RAW DATA: Begin

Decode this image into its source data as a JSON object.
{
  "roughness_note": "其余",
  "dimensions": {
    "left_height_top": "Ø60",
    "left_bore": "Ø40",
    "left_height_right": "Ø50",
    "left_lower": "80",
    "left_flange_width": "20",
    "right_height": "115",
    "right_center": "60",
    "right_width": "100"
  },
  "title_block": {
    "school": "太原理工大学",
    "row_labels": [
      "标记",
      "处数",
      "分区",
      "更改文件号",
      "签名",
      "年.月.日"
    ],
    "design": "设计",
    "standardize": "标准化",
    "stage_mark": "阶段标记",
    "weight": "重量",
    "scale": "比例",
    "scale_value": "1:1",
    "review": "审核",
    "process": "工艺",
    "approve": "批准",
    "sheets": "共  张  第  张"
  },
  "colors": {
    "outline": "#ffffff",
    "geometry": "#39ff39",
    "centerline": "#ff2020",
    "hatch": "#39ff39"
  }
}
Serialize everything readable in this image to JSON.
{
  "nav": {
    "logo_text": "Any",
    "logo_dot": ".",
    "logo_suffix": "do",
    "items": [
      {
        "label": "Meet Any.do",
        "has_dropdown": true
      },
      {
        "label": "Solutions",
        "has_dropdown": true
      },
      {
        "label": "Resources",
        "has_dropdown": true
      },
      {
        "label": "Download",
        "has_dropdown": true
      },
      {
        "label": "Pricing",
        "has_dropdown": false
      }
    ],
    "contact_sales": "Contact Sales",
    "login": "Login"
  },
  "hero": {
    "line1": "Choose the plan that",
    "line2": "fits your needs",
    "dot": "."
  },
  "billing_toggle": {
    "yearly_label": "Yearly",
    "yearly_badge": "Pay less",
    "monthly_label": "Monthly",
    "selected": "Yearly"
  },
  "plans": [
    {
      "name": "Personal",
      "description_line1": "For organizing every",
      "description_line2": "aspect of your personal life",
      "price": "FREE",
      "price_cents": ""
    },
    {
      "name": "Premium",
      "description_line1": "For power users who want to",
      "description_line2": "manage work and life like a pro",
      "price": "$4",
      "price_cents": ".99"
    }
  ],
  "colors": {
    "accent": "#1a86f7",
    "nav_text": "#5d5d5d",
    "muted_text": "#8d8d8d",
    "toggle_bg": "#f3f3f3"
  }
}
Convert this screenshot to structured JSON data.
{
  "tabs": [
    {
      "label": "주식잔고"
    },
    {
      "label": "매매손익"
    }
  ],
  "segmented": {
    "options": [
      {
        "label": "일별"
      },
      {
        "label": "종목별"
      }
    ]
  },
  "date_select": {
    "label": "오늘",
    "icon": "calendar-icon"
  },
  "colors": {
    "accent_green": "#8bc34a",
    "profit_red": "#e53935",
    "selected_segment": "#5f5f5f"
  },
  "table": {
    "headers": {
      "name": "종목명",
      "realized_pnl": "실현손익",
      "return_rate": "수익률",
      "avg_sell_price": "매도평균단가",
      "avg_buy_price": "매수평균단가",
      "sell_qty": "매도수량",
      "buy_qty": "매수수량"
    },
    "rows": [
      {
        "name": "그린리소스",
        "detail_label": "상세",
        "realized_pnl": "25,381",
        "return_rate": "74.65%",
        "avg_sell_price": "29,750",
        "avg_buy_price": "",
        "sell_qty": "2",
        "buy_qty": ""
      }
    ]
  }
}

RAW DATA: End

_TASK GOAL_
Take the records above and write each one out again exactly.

_RESULT FOR THIS EXERCISE_
Decode this image into its source data as a JSON object.
{
  "roughness_note": "其余",
  "dimensions": {
    "left_height_top": "Ø60",
    "left_bore": "Ø40",
    "left_height_right": "Ø50",
    "left_lower": "80",
    "left_flange_width": "20",
    "right_height": "115",
    "right_center": "60",
    "right_width": "100"
  },
  "title_block": {
    "school": "太原理工大学",
    "row_labels": [
      "标记",
      "处数",
      "分区",
      "更改文件号",
      "签名",
      "年.月.日"
    ],
    "design": "设计",
    "standardize": "标准化",
    "stage_mark": "阶段标记",
    "weight": "重量",
    "scale": "比例",
    "scale_value": "1:1",
    "review": "审核",
    "process": "工艺",
    "approve": "批准",
    "sheets": "共  张  第  张"
  },
  "colors": {
    "outline": "#ffffff",
    "geometry": "#39ff39",
    "centerline": "#ff2020",
    "hatch": "#39ff39"
  }
}
Serialize everything readable in this image to JSON.
{
  "nav": {
    "logo_text": "Any",
    "logo_dot": ".",
    "logo_suffix": "do",
    "items": [
      {
        "label": "Meet Any.do",
        "has_dropdown": true
      },
      {
        "label": "Solutions",
        "has_dropdown": true
      },
      {
        "label": "Resources",
        "has_dropdown": true
      },
      {
        "label": "Download",
        "has_dropdown": true
      },
      {
        "label": "Pricing",
        "has_dropdown": false
      }
    ],
    "contact_sales": "Contact Sales",
    "login": "Login"
  },
  "hero": {
    "line1": "Choose the plan that",
    "line2": "fits your needs",
    "dot": "."
  },
  "billing_toggle": {
    "yearly_label": "Yearly",
    "yearly_badge": "Pay less",
    "monthly_label": "Monthly",
    "selected": "Yearly"
  },
  "plans": [
    {
      "name": "Personal",
      "description_line1": "For organizing every",
      "description_line2": "aspect of your personal life",
      "price": "FREE",
      "price_cents": ""
    },
    {
      "name": "Premium",
      "description_line1": "For power users who want to",
      "description_line2": "manage work and life like a pro",
      "price": "$4",
      "price_cents": ".99"
    }
  ],
  "colors": {
    "accent": "#1a86f7",
    "nav_text": "#5d5d5d",
    "muted_text": "#8d8d8d",
    "toggle_bg": "#f3f3f3"
  }
}
Convert this screenshot to structured JSON data.
{
  "tabs": [
    {
      "label": "주식잔고"
    },
    {
      "label": "매매손익"
    }
  ],
  "segmented": {
    "options": [
      {
        "label": "일별"
      },
      {
        "label": "종목별"
      }
    ]
  },
  "date_select": {
    "label": "오늘",
    "icon": "calendar-icon"
  },
  "colors": {
    "accent_green": "#8bc34a",
    "profit_red": "#e53935",
    "selected_segment": "#5f5f5f"
  },
  "table": {
    "headers": {
      "name": "종목명",
      "realized_pnl": "실현손익",
      "return_rate": "수익률",
      "avg_sell_price": "매도평균단가",
      "avg_buy_price": "매수평균단가",
      "sell_qty": "매도수량",
      "buy_qty": "매수수량"
    },
    "rows": [
      {
        "name": "그린리소스",
        "detail_label": "상세",
        "realized_pnl": "25,381",
        "return_rate": "74.65%",
        "avg_sell_price": "29,750",
        "avg_buy_price": "",
        "sell_qty": "2",
        "buy_qty": ""
      }
    ]
  }
}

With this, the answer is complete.